= Provided records =
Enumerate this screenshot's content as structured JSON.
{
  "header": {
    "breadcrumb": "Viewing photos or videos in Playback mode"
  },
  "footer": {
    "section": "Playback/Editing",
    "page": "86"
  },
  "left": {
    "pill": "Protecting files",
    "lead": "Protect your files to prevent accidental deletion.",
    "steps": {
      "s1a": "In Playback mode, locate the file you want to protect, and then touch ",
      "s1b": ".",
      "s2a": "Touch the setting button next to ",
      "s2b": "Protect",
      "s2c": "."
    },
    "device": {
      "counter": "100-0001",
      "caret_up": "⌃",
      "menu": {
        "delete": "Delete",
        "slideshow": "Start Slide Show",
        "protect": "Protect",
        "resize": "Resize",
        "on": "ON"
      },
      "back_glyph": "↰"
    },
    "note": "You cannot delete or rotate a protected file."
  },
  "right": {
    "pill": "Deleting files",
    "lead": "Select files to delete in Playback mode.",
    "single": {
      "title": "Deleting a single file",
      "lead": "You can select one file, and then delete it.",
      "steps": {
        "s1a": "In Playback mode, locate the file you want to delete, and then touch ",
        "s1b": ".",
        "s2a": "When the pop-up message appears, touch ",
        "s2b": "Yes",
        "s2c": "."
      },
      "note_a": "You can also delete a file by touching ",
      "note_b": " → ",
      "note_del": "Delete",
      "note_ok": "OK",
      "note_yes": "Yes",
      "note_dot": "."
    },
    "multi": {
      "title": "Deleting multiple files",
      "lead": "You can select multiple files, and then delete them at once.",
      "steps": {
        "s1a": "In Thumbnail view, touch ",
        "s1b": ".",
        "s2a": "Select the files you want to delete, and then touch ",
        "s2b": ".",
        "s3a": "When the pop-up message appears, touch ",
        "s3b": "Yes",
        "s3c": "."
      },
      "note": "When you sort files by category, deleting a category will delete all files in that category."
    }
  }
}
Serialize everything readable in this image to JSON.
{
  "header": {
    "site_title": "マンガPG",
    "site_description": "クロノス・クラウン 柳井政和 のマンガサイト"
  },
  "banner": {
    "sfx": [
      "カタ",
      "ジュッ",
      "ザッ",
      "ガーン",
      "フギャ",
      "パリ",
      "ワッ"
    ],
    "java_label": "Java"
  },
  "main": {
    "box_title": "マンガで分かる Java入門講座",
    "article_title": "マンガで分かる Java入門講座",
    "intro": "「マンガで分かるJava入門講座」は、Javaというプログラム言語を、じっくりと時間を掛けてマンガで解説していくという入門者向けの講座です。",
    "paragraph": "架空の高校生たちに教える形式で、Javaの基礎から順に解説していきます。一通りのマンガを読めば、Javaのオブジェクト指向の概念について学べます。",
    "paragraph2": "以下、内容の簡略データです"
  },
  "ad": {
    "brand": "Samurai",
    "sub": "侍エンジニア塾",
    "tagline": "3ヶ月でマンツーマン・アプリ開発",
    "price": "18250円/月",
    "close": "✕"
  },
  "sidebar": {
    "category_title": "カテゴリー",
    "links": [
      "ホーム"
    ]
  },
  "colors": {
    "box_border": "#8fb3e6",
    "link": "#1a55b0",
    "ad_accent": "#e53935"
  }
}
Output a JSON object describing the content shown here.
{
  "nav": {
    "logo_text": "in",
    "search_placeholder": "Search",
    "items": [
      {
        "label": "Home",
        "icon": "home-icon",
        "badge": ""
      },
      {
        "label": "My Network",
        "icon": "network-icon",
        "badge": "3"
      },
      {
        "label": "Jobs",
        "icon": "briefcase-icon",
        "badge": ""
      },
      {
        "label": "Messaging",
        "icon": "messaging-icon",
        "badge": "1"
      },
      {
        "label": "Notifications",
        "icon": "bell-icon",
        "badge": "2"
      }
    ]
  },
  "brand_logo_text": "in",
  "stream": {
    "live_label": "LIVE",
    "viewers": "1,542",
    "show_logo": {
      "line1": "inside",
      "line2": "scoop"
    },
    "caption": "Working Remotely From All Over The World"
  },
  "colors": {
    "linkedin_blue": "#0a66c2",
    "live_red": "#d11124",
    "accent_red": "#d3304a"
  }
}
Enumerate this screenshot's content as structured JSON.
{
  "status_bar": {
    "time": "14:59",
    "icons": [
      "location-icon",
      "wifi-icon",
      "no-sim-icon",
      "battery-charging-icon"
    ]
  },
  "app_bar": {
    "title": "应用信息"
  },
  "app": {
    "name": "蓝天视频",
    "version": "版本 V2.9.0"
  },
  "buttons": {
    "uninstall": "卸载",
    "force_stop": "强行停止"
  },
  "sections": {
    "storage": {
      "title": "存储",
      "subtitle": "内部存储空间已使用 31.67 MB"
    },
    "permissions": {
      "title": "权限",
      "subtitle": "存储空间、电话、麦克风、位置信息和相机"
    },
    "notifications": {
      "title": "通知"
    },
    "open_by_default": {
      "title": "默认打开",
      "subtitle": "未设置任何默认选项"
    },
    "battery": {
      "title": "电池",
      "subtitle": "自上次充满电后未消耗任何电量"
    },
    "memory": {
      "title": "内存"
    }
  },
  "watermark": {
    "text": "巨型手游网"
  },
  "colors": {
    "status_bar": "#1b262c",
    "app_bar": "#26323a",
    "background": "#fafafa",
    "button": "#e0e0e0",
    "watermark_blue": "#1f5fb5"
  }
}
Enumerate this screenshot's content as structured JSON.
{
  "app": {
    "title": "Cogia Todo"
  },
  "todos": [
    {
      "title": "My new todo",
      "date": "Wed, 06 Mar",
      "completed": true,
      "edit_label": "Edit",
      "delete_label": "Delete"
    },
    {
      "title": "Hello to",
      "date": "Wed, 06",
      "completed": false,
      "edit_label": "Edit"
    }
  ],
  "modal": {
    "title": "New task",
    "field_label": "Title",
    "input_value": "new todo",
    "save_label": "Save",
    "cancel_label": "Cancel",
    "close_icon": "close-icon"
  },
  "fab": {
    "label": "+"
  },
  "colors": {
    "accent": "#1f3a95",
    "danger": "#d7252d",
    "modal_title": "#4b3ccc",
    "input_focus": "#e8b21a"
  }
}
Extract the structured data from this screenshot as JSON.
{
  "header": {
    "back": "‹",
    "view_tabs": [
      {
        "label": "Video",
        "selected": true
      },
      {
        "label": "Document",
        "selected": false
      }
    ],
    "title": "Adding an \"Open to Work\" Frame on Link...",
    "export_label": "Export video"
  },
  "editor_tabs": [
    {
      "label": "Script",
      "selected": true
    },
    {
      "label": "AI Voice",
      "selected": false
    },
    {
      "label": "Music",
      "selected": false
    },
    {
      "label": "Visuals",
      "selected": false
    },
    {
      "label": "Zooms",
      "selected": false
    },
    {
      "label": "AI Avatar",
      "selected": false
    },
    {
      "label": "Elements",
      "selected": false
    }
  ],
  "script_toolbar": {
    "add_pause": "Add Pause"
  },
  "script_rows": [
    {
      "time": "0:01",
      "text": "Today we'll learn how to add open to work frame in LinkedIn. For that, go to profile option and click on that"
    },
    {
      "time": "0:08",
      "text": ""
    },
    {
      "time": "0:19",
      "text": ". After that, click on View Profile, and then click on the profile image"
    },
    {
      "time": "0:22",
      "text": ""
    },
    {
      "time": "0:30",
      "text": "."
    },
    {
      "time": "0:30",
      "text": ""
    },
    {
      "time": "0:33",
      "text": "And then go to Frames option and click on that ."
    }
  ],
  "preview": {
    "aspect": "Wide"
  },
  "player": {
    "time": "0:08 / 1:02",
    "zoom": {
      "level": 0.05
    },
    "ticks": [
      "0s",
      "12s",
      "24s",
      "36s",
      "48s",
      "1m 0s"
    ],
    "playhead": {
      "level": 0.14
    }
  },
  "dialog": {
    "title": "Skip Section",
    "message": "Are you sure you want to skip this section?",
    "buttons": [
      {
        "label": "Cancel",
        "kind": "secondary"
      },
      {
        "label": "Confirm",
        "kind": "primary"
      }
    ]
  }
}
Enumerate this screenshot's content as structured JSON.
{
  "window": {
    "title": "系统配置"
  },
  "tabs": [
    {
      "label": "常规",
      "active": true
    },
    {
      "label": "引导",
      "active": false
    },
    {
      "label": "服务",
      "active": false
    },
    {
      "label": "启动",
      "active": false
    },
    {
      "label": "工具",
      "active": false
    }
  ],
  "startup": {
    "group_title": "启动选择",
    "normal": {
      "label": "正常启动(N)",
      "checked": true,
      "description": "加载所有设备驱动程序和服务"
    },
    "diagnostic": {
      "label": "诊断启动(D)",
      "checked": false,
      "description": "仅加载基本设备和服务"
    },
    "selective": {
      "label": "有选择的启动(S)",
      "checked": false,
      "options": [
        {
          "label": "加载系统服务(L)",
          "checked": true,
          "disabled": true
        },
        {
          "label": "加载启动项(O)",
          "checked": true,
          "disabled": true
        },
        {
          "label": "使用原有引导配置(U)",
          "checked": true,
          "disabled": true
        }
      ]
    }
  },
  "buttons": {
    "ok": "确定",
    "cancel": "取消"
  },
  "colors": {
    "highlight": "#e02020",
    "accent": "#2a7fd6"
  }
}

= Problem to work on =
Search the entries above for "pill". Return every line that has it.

= Answer box =
    "pill": "Protecting files",
    "pill": "Deleting files",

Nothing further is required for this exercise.